|Clasificación internacional||H03K17/92, G11C11/44, H03K19/195|
|Clasificación cooperativa||Y10S505/829, Y10S505/865, Y10S505/861, H03K17/92, H03K19/1952|
|Clasificación europea||H03K17/92, H03K19/195C|
|28 Dic 1989||AS||Assignment|
Owner name: HITACHI, LTD., JAPAN
Free format text: ASSIGNMENT OF ASSIGNORS INTEREST.;ASSIGNORS:KAMIKAWAI, RYOTARO;MASAKI, AKIRA;REEL/FRAME:005210/0077
Effective date: 19891219
|31 Ago 1993||CC||Certificate of correction|
|4 Mar 1996||FPAY||Fee payment|
Year of fee payment: 4
|28 Feb 2000||FPAY||Fee payment|
Year of fee payment: 8
|24 Mar 2004||REMI||Maintenance fee reminder mailed|
|8 Sep 2004||LAPS||Lapse for failure to pay maintenance fees|

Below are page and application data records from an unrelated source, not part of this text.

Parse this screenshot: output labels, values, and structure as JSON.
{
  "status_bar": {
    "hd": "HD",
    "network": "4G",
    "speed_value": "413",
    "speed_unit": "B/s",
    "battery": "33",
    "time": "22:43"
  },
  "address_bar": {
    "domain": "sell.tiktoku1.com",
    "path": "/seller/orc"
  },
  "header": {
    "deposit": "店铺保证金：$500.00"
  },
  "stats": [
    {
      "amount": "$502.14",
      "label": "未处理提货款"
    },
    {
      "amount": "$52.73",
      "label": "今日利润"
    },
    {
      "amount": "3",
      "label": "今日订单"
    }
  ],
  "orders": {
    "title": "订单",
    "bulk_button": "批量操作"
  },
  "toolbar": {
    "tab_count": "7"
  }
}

|2 Nov 2004||FP||Expired due to failure to pay maintenance fee|
Effective date: 20040908